    • His pardons today felt like they were from the land of the deranged. If you were to write this story as fiction, no one would read it because it stretches the reality of what’s possible too far.

    • so if we're choosing between two evils I can't imagine we're better off with Trump to avoid a boomerang. We need to restore some order with someone who doesn't need the job I think.

      Okay, you’ve asked a legit question so I’ll answer what I see as a likely future under a President Bloomberg.

      DACA would be restored by executive order. Bloomberg would attempt to negotiate a long-term path to citizenship for the 11 million undocumented in our country. A Moderate president could result in more moderate Democrats and Republicans in Congress to be elected, in the same way that Trump resulted in more far right Republicans in Congress, so it’s possible over the next eight years that Bloomberg could achieve this.

      We wouldn’t go to war with North Korea or Iran. Relations with Russia is a question mark.

      Normal relations with NATO would resume. Trade wars with Europe would end.

      Trade deals, favorable to corporations over workers, would be signed.

      The stock market would perform well due to increased global stability.

      Trade wars with China would definitely end: a few years ago, Bloomberg Media killed a story on Chinese corruption because of fears it might negatively impact all of his business interests in China. (New York Times). A recent PBS interview in September makes clear that human rights issues would not be a major concern for him:

      In an interview for the PBS television show "Firing Line" in September, Bloomberg drew sharp criticism after seeming to defend Xi’s government as responsive to its people and fundamentally democratic.

      “The Communist Party wants to stay in power in China, and they listen to the public,” he said. “Xi Jinping is not a dictator. He has to satisfy his constituents or he’s not going to survive.” (VOA News)

      Bloomberg would rescind executive orders on allowing coal mines to pollute waterways. At the same time, he probably would not ban fracking, based on his comments in his book Climate of Hope: “Natural gas, when safely and responsibly extracted, has been a godsend for the environment and public health,” and that “fracking allows for the most efficient extraction of natural gas” and that “it makes sense to frack.”

      Bloomberg would not increase taxes on the rich. As a result, he would not be able to pay for the Climate Change actions required without cutting social programs like social security and Medicaid or cutting military spending. It’s doubtful he would get bipartisan support from Congress to do either.

      President Bloomberg would not raise the minimum wage to a living wage, based on his public comments in the past that he’s against raising the minimum wage.

      I don’t know what his true views are on the Affordable Care Act, although it’s safe to assume M4A is not going to happen since it requires taxing the wealthy to pay for it. My guess is that he would implement something closer to Romnycare.
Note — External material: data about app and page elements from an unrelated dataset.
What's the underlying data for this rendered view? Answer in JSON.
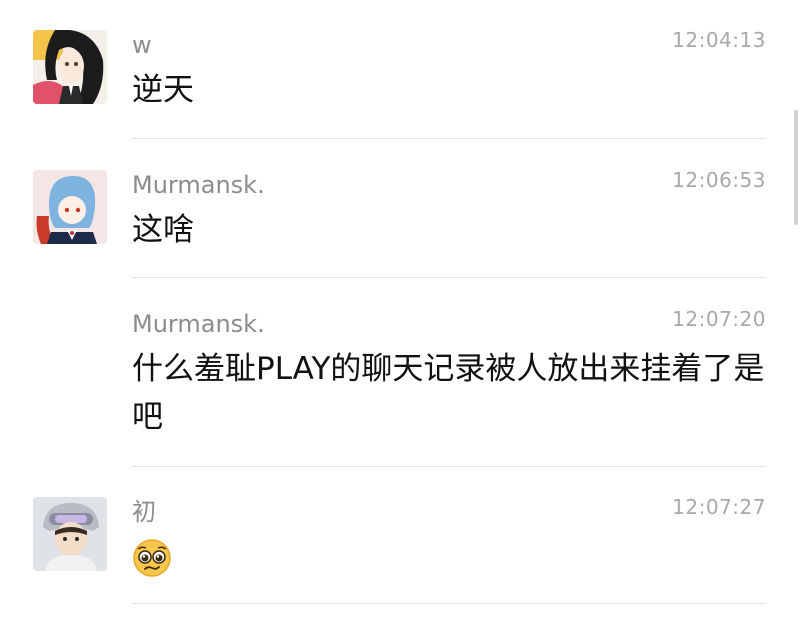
{
  "messages": [
    {
      "sender": "w",
      "time": "12:04:13",
      "text": "逆天",
      "avatar_icon": "anime-girl-black-hair-avatar"
    },
    {
      "sender": "Murmansk.",
      "time": "12:06:53",
      "text": "这啥",
      "avatar_icon": "anime-girl-blue-hair-avatar"
    },
    {
      "sender": "Murmansk.",
      "time": "12:07:20",
      "text": "什么羞耻PLAY的聊天记录被人放出来挂着了是吧"
    },
    {
      "sender": "初",
      "time": "12:07:27",
      "emoji": "pleading-face-emoji",
      "avatar_icon": "anime-boy-with-goggles-avatar"
    }
  ],
  "colors": {
    "background": "#ffffff",
    "sender_text": "#8c8c8c",
    "time_text": "#a8a8a8",
    "message_text": "#111111",
    "divider": "#e1e1e1"
  }
}
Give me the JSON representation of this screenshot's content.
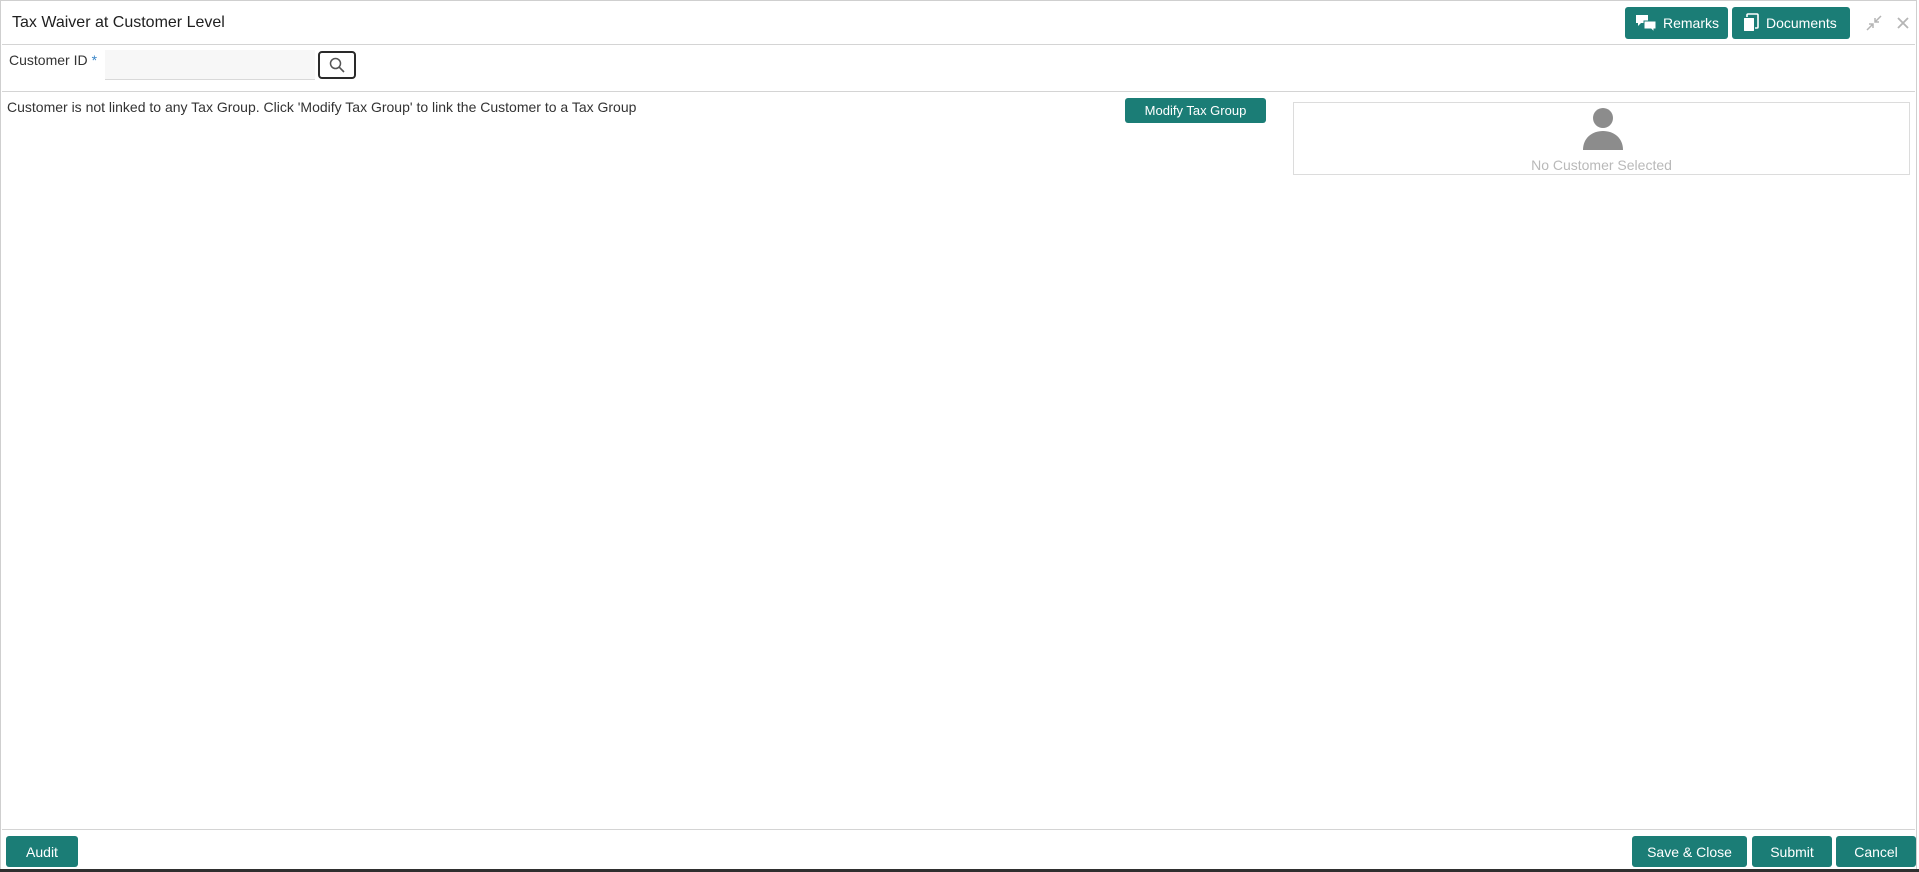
{
  "window": {
    "title": "Tax Waiver at Customer Level",
    "remarks_label": "Remarks",
    "documents_label": "Documents"
  },
  "customer": {
    "label": "Customer ID",
    "required_mark": "*",
    "value": ""
  },
  "body": {
    "message": "Customer is not linked to any Tax Group. Click 'Modify Tax Group' to link the Customer to a Tax Group",
    "modify_button": "Modify Tax Group",
    "no_customer": "No Customer Selected"
  },
  "footer": {
    "audit": "Audit",
    "save_close": "Save & Close",
    "submit": "Submit",
    "cancel": "Cancel"
  },
  "colors": {
    "accent": "#1b7d76",
    "required": "#3a86c8"
  },
  "icons": [
    "chat-icon",
    "document-icon",
    "minimize-icon",
    "close-icon",
    "search-icon",
    "avatar-icon"
  ]
}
      Basically, under a President Bloomberg administration, the world would become lukewarm for the average American: the world wouldn’t be in continual chaos, things might improve for some, but economically the working and middle class would remain financially stagnant and the gulf between the 1% and the rest of the world would expand even greater.
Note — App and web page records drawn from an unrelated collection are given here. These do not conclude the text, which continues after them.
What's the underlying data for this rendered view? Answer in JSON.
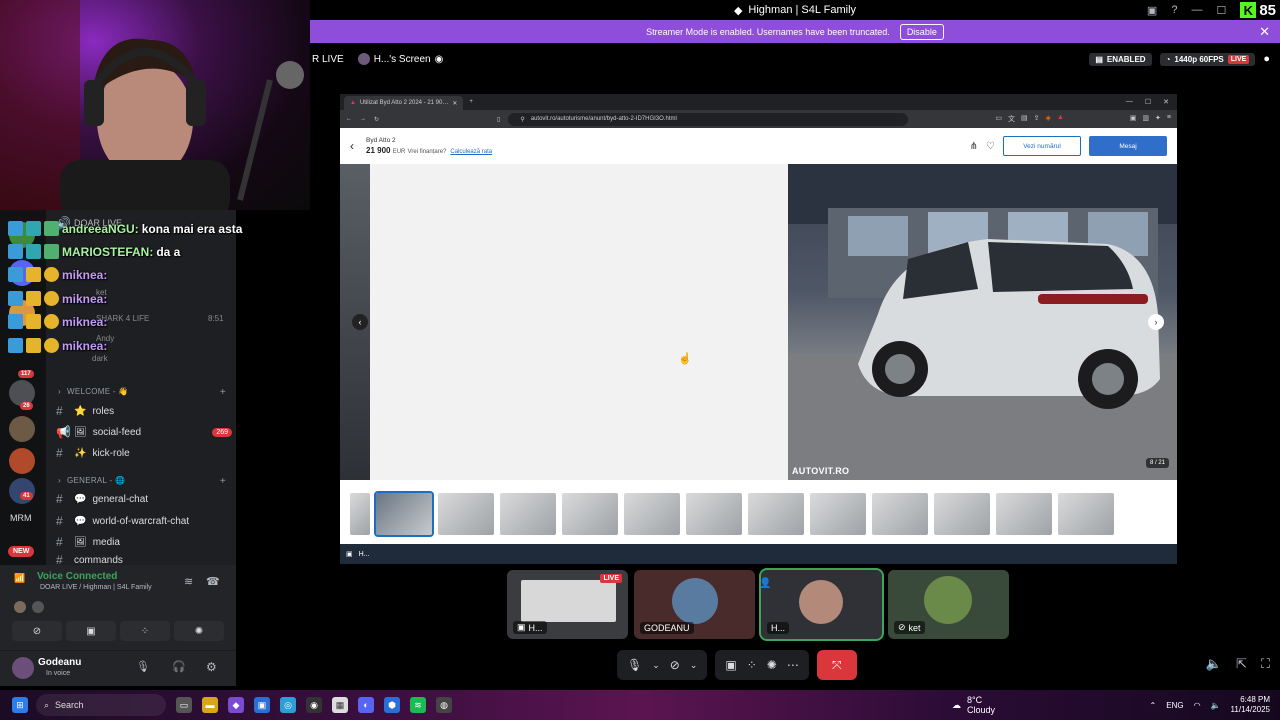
{
  "window": {
    "title": "Highman | S4L Family",
    "kick_count": "85"
  },
  "banner": {
    "text": "Streamer Mode is enabled. Usernames have been truncated.",
    "disable_label": "Disable"
  },
  "stream_header": {
    "live_text": "R LIVE",
    "screen_owner": "H...'s Screen",
    "enabled": "ENABLED",
    "quality": "1440p 60FPS",
    "live_badge": "LIVE"
  },
  "browser": {
    "tab_title": "Utilizat Byd Atto 2 2024 - 21 90…",
    "url": "autovit.ro/autoturisme/anunt/byd-atto-2-ID7HGI3O.html",
    "listing": {
      "name": "Byd Atto 2",
      "price": "21 900",
      "currency": "EUR",
      "financing_q": "Vrei finanțare?",
      "calc_link": "Calculează rata",
      "show_number": "Vezi numărul",
      "message": "Mesaj",
      "watermark": "AUTOVIT.RO",
      "photo_counter": "8 / 21"
    },
    "taskbar_label": "H..."
  },
  "participants": [
    {
      "label": "H...",
      "live": "LIVE"
    },
    {
      "label": "GODEANU"
    },
    {
      "label": "H..."
    },
    {
      "label": "ket"
    }
  ],
  "chat": [
    {
      "name": "andreeaNGU:",
      "text": "kona mai era asta",
      "color": "#a7f3a0"
    },
    {
      "name": "MARIOSTEFAN:",
      "text": "da a",
      "color": "#a7f3a0"
    },
    {
      "name": "miknea:",
      "text": "",
      "color": "#c39bf7"
    },
    {
      "name": "miknea:",
      "text": "",
      "color": "#c39bf7"
    },
    {
      "name": "miknea:",
      "text": "",
      "color": "#c39bf7"
    },
    {
      "name": "miknea:",
      "text": "",
      "color": "#c39bf7"
    }
  ],
  "channels": {
    "under_chat": {
      "doar_live": "DOAR LIVE",
      "ket": "ket",
      "shark": "SHARK 4 LIFE",
      "time": "8:51",
      "andy": "Andy",
      "dark": "dark"
    },
    "welcome_cat": "WELCOME - 👋",
    "welcome": [
      {
        "name": "roles",
        "badge": ""
      },
      {
        "name": "social-feed",
        "badge": "269"
      },
      {
        "name": "kick-role",
        "badge": ""
      }
    ],
    "general_cat": "GENERAL - 🌐",
    "general": [
      {
        "name": "general-chat",
        "badge": ""
      },
      {
        "name": "world-of-warcraft-chat",
        "badge": ""
      },
      {
        "name": "media",
        "badge": ""
      },
      {
        "name": "commands",
        "badge": ""
      }
    ]
  },
  "server_badges": [
    "117",
    "26",
    "41",
    "MRM",
    "NEW"
  ],
  "voice": {
    "status": "Voice Connected",
    "channel": "DOAR LIVE / Highman | S4L Family"
  },
  "user": {
    "name": "Godeanu",
    "status": "In voice"
  },
  "taskbar": {
    "search": "Search",
    "weather_temp": "8°C",
    "weather_desc": "Cloudy",
    "lang": "ENG",
    "time": "6:48 PM",
    "date": "11/14/2025"
  }
}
      My viewpoint, FWIW, is that it’s not enough: being thankful that it’s not four more years of Trump isn’t going to make the world a significantly better place. I totally get the rationale for voting for the lesser of two evils, but the real question for me is whether four more years of Trump is significantly worse than eight years of Bloomberg. Especially when it’s so below what the world could look life if a progressive president was elected.

    • Thanks for that, I appreciate the thoughtful response. Let's zooom out a bit further, say 10 - 15 years. What does the world look like a generation from now when Trump puts in 1-2 more supreme court justices?

    • There is a possibility that if the EU and the UK become more hostile in the economic sector that any American president might end up having a hard time establishing a "normal" trade relationship with both.